Description of the task -
Your answer must repeat all of the entries word for word, without any images.

Provided information -
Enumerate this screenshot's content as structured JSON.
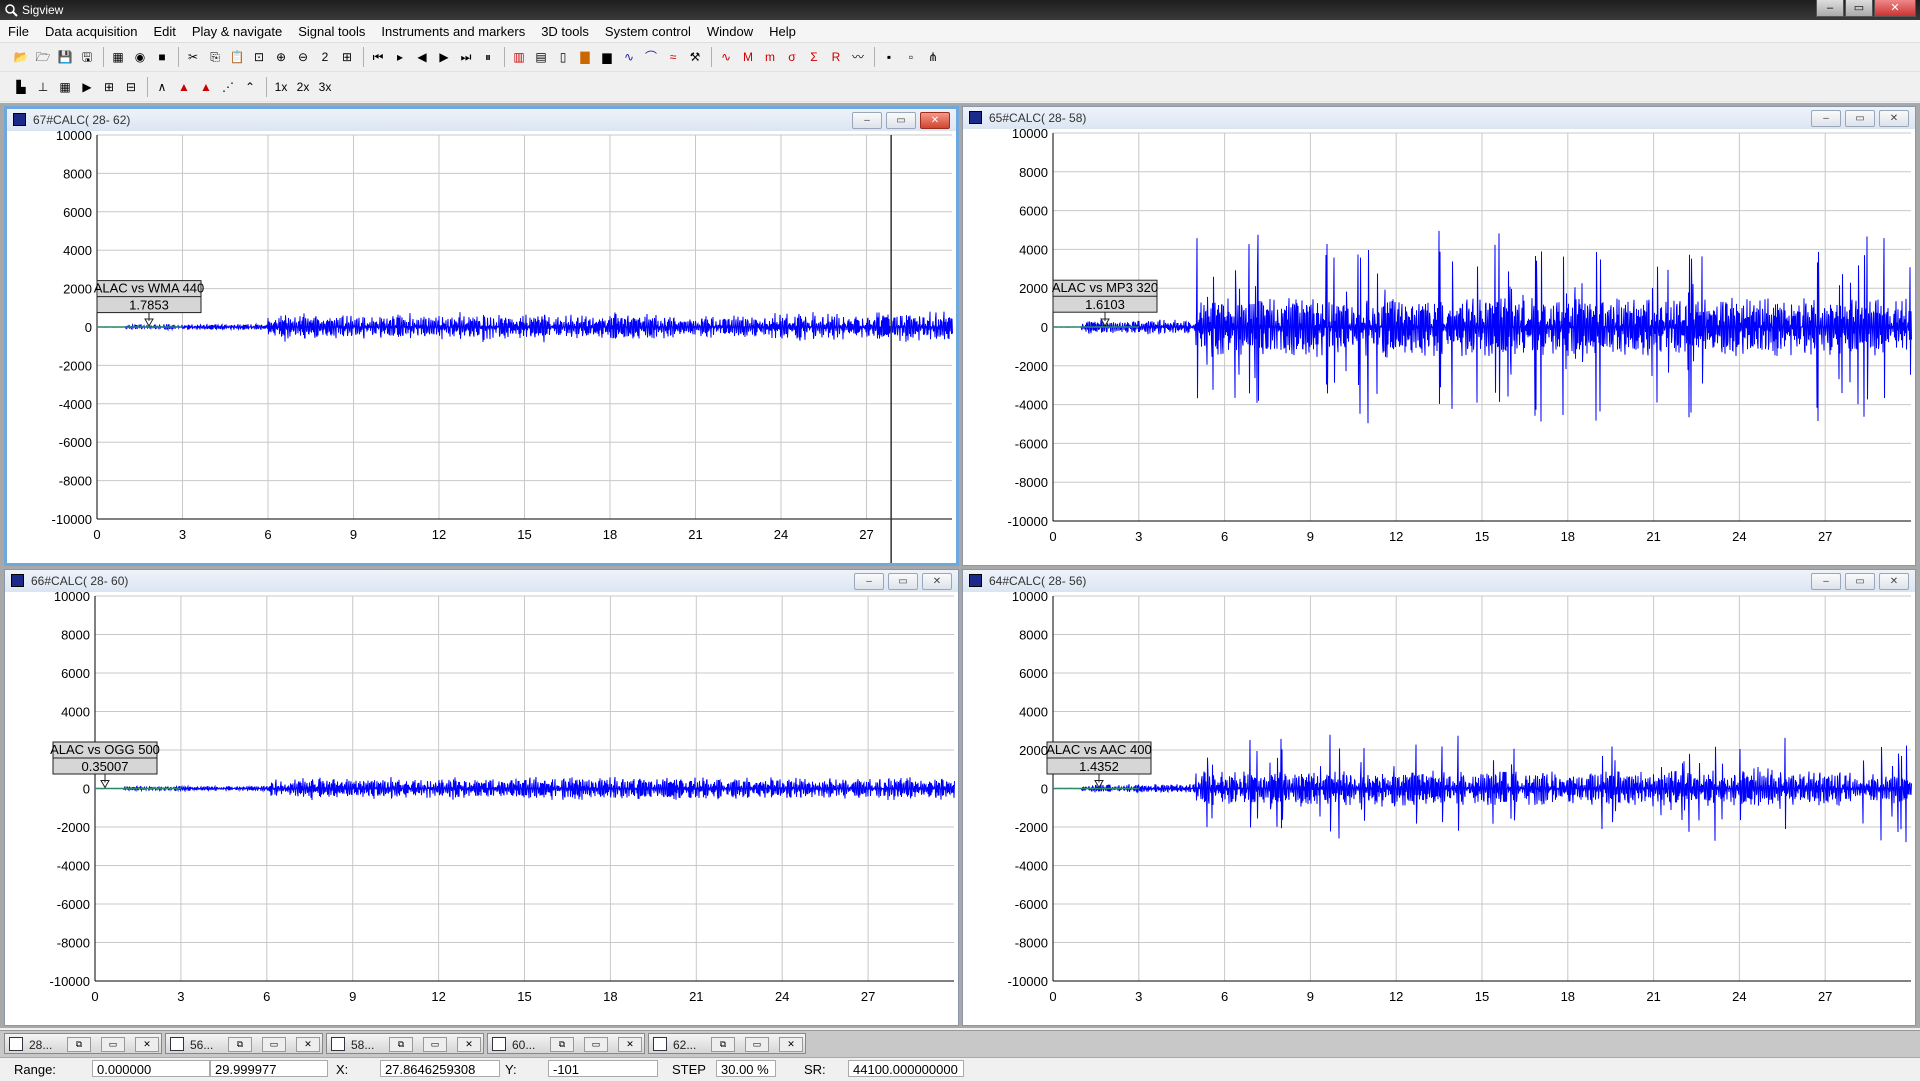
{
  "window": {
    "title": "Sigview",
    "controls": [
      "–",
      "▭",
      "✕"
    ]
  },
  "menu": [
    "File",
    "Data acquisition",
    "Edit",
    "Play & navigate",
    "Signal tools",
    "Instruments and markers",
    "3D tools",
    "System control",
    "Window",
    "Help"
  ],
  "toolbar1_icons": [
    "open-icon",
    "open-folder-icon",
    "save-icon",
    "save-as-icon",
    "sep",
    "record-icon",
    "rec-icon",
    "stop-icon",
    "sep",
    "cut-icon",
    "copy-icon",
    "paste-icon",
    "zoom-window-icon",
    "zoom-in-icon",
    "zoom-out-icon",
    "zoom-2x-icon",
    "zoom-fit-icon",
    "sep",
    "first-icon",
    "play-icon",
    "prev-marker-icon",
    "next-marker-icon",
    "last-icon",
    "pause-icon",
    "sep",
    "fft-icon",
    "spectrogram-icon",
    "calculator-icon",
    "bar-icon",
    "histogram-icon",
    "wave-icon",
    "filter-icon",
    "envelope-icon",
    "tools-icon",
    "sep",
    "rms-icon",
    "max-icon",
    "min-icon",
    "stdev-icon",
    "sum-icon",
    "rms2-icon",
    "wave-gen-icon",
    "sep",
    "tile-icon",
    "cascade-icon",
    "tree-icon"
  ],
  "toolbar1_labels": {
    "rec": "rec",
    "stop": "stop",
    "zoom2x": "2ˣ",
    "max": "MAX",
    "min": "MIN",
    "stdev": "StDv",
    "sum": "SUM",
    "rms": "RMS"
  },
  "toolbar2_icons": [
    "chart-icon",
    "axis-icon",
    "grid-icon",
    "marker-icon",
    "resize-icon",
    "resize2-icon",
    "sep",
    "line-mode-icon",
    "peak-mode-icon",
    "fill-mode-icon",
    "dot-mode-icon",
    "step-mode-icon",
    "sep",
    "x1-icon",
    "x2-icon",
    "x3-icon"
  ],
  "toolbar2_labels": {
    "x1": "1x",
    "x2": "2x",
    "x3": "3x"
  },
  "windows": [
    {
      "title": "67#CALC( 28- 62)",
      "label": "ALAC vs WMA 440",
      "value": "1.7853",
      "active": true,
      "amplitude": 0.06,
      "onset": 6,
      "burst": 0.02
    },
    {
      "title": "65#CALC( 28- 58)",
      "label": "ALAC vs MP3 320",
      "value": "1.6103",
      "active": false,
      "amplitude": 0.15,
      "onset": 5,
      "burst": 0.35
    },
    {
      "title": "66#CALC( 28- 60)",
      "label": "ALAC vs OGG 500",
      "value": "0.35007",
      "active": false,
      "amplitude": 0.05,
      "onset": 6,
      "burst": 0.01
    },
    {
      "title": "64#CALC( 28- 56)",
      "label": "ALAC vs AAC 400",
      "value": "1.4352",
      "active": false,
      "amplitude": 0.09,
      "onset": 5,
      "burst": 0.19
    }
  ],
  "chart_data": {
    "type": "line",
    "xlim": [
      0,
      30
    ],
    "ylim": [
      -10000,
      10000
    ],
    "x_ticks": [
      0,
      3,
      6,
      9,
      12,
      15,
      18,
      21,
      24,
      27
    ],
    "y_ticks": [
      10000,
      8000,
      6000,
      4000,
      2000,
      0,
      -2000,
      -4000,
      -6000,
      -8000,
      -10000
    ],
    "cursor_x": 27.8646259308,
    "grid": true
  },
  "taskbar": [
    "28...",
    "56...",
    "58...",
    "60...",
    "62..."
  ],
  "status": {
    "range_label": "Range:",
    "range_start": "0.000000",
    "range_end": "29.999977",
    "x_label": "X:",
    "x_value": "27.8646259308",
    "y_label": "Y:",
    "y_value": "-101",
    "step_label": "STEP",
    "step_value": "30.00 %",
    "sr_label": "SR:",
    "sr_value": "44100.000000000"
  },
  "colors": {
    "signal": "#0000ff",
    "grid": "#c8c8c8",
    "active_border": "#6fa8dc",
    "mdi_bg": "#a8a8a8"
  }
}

Response -
Enumerate this screenshot's content as structured JSON.
{
  "window": {
    "title": "Sigview",
    "controls": [
      "–",
      "▭",
      "✕"
    ]
  },
  "menu": [
    "File",
    "Data acquisition",
    "Edit",
    "Play & navigate",
    "Signal tools",
    "Instruments and markers",
    "3D tools",
    "System control",
    "Window",
    "Help"
  ],
  "toolbar1_icons": [
    "open-icon",
    "open-folder-icon",
    "save-icon",
    "save-as-icon",
    "sep",
    "record-icon",
    "rec-icon",
    "stop-icon",
    "sep",
    "cut-icon",
    "copy-icon",
    "paste-icon",
    "zoom-window-icon",
    "zoom-in-icon",
    "zoom-out-icon",
    "zoom-2x-icon",
    "zoom-fit-icon",
    "sep",
    "first-icon",
    "play-icon",
    "prev-marker-icon",
    "next-marker-icon",
    "last-icon",
    "pause-icon",
    "sep",
    "fft-icon",
    "spectrogram-icon",
    "calculator-icon",
    "bar-icon",
    "histogram-icon",
    "wave-icon",
    "filter-icon",
    "envelope-icon",
    "tools-icon",
    "sep",
    "rms-icon",
    "max-icon",
    "min-icon",
    "stdev-icon",
    "sum-icon",
    "rms2-icon",
    "wave-gen-icon",
    "sep",
    "tile-icon",
    "cascade-icon",
    "tree-icon"
  ],
  "toolbar1_labels": {
    "rec": "rec",
    "stop": "stop",
    "zoom2x": "2ˣ",
    "max": "MAX",
    "min": "MIN",
    "stdev": "StDv",
    "sum": "SUM",
    "rms": "RMS"
  },
  "toolbar2_icons": [
    "chart-icon",
    "axis-icon",
    "grid-icon",
    "marker-icon",
    "resize-icon",
    "resize2-icon",
    "sep",
    "line-mode-icon",
    "peak-mode-icon",
    "fill-mode-icon",
    "dot-mode-icon",
    "step-mode-icon",
    "sep",
    "x1-icon",
    "x2-icon",
    "x3-icon"
  ],
  "toolbar2_labels": {
    "x1": "1x",
    "x2": "2x",
    "x3": "3x"
  },
  "windows": [
    {
      "title": "67#CALC( 28- 62)",
      "label": "ALAC vs WMA 440",
      "value": "1.7853",
      "active": true,
      "amplitude": 0.06,
      "onset": 6,
      "burst": 0.02
    },
    {
      "title": "65#CALC( 28- 58)",
      "label": "ALAC vs MP3 320",
      "value": "1.6103",
      "active": false,
      "amplitude": 0.15,
      "onset": 5,
      "burst": 0.35
    },
    {
      "title": "66#CALC( 28- 60)",
      "label": "ALAC vs OGG 500",
      "value": "0.35007",
      "active": false,
      "amplitude": 0.05,
      "onset": 6,
      "burst": 0.01
    },
    {
      "title": "64#CALC( 28- 56)",
      "label": "ALAC vs AAC 400",
      "value": "1.4352",
      "active": false,
      "amplitude": 0.09,
      "onset": 5,
      "burst": 0.19
    }
  ],
  "chart_data": {
    "type": "line",
    "xlim": [
      0,
      30
    ],
    "ylim": [
      -10000,
      10000
    ],
    "x_ticks": [
      0,
      3,
      6,
      9,
      12,
      15,
      18,
      21,
      24,
      27
    ],
    "y_ticks": [
      10000,
      8000,
      6000,
      4000,
      2000,
      0,
      -2000,
      -4000,
      -6000,
      -8000,
      -10000
    ],
    "cursor_x": 27.8646259308,
    "grid": true
  },
  "taskbar": [
    "28...",
    "56...",
    "58...",
    "60...",
    "62..."
  ],
  "status": {
    "range_label": "Range:",
    "range_start": "0.000000",
    "range_end": "29.999977",
    "x_label": "X:",
    "x_value": "27.8646259308",
    "y_label": "Y:",
    "y_value": "-101",
    "step_label": "STEP",
    "step_value": "30.00 %",
    "sr_label": "SR:",
    "sr_value": "44100.000000000"
  },
  "colors": {
    "signal": "#0000ff",
    "grid": "#c8c8c8",
    "active_border": "#6fa8dc",
    "mdi_bg": "#a8a8a8"
  }
}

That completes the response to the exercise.